Back to Blog
The World Health Organisation (WHO) define burn-out as ‘chronic workplace stress that has not been successfully managed’.
The term ‘burn-out’ has become more prevalent in recent times as organisations struggle to manage the impact increasing workplace demands have on employees’ mental health. In recognition of this, the WHO have included the term in the eleventh revision of the International Classification of Diseases (ICD-11), meaning it will become a globally recognised medical condition as of 2020.
This development should remind organisations to provide appropriate support to employees who claim to be suffering with work related stress, resisting the temptation to dismiss this as a minor issue. A key aspect of the WHO’s definition is that burn-out only relates to work related stress, which should encourage organisations to be alert to any early warning signs. According to the WHO, common symptoms of burn-out include:
One of the key stumbling blocks is that burn-out, and by association work-related stress, can be viewed as ‘part of the job’ in many industries and this is where a step change is required. To counteract this, organisations should avoid creating a situation where staff are pressured into working long hours or taking work home with them. Rest breaks and annual leave are vital tools in preventing mental ill health at work and presenteeism should be discouraged at all times.
Calls to introduce mental health first aiders continue to grow as MPs and activists encourage organisations to do more in helping promote good mental health.
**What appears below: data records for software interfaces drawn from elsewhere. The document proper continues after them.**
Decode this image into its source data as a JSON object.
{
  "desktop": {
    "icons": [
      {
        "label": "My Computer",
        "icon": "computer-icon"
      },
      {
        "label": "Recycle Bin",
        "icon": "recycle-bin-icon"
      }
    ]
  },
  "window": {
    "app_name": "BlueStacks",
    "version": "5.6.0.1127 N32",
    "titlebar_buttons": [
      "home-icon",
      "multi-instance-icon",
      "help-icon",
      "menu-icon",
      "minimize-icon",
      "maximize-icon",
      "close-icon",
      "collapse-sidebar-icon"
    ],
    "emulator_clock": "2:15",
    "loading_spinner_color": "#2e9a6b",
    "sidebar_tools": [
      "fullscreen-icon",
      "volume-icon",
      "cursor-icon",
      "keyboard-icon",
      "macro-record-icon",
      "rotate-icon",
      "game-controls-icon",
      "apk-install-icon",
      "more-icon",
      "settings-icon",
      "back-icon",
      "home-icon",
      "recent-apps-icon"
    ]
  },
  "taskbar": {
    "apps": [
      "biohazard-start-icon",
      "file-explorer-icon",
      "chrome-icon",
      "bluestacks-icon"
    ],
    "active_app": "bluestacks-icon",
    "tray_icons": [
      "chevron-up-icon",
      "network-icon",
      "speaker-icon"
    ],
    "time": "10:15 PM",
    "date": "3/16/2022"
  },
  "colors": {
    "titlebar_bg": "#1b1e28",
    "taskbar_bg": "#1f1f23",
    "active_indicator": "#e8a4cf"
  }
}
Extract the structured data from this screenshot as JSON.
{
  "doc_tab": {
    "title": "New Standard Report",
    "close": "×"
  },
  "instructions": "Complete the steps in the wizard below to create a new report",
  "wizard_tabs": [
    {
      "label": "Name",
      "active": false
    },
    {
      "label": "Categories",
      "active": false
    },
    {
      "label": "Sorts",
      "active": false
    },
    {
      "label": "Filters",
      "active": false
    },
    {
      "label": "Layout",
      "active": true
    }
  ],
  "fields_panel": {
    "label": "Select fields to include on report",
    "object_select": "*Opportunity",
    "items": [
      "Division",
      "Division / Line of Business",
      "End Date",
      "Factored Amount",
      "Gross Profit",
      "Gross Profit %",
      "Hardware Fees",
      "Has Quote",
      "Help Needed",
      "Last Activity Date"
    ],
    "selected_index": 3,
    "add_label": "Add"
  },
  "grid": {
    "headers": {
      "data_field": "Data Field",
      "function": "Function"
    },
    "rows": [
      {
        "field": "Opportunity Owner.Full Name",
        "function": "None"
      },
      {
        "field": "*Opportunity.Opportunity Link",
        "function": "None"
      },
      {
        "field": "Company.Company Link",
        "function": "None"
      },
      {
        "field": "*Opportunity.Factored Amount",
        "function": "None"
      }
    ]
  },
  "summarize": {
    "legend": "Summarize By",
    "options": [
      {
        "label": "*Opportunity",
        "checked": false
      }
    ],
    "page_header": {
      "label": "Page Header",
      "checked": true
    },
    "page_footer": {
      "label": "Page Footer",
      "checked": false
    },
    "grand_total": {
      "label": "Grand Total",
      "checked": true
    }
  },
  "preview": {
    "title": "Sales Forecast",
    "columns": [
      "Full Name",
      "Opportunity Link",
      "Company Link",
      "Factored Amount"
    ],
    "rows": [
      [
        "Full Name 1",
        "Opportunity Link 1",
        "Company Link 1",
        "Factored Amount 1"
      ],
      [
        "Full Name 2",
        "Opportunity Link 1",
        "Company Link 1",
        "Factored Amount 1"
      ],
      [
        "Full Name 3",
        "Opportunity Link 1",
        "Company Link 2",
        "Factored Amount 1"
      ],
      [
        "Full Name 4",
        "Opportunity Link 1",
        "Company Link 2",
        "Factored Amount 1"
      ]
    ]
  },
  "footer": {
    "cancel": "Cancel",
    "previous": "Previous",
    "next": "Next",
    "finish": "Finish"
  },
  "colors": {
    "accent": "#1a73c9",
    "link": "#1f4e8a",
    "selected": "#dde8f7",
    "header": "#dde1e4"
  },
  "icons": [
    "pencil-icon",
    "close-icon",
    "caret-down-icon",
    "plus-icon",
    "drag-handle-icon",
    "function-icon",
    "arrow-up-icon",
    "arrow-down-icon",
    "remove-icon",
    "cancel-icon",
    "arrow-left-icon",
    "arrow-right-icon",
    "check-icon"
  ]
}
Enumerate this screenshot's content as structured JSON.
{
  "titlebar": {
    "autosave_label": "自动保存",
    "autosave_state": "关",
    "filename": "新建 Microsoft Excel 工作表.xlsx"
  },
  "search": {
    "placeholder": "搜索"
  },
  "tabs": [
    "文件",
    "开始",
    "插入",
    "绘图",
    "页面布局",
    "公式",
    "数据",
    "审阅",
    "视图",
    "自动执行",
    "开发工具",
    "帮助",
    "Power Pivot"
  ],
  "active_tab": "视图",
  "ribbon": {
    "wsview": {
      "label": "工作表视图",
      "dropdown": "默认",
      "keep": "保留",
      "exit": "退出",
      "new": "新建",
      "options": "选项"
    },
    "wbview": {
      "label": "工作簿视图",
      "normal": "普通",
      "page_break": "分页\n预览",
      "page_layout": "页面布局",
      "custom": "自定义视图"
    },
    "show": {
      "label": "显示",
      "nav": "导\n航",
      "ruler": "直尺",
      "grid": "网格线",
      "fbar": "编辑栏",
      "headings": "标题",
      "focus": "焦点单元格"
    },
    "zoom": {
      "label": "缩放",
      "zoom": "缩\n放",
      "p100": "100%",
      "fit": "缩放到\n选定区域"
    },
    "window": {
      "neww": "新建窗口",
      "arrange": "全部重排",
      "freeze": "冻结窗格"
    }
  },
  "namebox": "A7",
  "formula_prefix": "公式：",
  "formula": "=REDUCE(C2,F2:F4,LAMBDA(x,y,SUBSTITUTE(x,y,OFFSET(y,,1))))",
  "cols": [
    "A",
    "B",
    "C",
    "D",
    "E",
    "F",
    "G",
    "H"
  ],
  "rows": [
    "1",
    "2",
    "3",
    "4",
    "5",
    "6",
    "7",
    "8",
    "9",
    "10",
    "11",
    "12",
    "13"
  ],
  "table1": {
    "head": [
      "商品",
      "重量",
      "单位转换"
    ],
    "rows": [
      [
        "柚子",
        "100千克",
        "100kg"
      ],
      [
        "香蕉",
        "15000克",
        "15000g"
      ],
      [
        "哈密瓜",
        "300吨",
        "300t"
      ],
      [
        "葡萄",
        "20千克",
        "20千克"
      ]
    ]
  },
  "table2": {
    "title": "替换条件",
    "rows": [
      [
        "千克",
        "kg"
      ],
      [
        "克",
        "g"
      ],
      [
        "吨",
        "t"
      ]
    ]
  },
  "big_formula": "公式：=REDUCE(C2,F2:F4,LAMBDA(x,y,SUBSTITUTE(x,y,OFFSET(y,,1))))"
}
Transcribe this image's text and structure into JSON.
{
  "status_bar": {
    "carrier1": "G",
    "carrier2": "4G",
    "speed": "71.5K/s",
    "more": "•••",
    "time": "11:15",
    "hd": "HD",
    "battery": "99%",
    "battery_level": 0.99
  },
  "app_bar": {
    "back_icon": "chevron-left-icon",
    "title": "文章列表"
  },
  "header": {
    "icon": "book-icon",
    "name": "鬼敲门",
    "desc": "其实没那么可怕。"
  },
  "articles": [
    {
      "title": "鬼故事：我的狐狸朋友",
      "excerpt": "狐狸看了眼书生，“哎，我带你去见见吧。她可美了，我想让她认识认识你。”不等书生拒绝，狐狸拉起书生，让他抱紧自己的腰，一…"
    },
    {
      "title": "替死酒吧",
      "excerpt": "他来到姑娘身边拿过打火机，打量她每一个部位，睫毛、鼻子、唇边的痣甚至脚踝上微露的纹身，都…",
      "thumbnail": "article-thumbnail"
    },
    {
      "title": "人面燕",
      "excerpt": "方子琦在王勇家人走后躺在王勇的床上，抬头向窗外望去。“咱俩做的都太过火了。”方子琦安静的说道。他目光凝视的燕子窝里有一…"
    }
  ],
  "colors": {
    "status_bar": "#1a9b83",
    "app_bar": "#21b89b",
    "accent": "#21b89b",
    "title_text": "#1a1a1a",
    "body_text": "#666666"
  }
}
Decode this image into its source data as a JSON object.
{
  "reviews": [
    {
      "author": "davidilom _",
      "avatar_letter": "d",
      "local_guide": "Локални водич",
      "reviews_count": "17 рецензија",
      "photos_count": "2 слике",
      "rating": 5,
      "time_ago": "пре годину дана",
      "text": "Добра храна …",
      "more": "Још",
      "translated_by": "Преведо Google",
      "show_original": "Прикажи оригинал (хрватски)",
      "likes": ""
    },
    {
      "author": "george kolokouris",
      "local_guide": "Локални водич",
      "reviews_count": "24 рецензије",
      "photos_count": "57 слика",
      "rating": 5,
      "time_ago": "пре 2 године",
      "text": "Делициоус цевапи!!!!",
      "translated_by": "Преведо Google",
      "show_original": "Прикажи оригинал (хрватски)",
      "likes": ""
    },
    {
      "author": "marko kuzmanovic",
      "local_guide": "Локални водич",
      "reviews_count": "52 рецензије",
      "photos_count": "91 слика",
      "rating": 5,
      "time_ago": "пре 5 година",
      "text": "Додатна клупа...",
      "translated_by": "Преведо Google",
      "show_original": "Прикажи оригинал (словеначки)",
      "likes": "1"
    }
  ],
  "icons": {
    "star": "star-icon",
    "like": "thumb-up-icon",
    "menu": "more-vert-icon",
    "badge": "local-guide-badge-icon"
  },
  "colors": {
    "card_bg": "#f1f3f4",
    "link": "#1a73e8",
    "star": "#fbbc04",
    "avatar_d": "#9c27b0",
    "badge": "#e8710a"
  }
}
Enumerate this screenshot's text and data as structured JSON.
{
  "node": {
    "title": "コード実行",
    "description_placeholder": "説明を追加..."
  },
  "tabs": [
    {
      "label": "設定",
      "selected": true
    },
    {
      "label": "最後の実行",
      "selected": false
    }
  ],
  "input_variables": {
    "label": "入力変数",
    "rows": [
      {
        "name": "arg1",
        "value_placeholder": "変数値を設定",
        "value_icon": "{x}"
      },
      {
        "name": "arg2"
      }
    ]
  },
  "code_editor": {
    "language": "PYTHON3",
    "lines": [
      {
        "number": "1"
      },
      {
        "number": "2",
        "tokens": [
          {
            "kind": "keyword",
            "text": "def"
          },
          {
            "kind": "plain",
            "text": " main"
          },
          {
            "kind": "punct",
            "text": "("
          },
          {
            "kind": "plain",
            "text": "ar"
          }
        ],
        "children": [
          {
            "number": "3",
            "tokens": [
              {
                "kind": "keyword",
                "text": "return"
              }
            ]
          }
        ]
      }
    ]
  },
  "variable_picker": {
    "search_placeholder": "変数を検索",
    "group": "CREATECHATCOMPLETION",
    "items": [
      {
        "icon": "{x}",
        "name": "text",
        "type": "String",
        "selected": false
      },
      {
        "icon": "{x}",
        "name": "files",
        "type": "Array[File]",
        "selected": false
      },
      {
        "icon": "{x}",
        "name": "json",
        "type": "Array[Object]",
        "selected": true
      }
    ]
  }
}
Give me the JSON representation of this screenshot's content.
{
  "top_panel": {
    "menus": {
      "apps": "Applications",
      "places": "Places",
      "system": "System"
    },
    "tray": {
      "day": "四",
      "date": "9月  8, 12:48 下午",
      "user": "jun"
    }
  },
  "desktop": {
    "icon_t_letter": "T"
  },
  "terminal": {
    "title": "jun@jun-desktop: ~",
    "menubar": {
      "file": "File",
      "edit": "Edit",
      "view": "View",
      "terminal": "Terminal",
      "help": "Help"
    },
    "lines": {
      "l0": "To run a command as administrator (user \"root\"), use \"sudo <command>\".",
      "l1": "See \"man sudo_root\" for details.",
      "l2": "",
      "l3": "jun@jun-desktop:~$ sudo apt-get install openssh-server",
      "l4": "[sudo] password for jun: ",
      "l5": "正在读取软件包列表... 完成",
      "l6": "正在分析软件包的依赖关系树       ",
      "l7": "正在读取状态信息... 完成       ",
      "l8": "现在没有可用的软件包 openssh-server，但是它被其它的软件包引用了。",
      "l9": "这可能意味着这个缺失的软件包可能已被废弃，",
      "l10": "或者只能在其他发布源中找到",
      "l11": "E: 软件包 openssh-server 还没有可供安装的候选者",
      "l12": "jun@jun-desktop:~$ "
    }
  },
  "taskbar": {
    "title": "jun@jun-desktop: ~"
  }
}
In the same way, the use of wellness action plans and employee assistance programmes (EAPs) can also encourage greater discussion and identify any workplace factors that have a negative impact mental health.
Failing to properly prevent and address burn-out could ultimately lead to claims of disability discrimination, if an individual is able to show that their condition has a substantial and long-term adverse effect on their ability to carry out normal day-to-day activities.
Therefore, organisations are reminded once again to ensure the appropriate framework is in place to avoid potentially costly tribunal proceedings.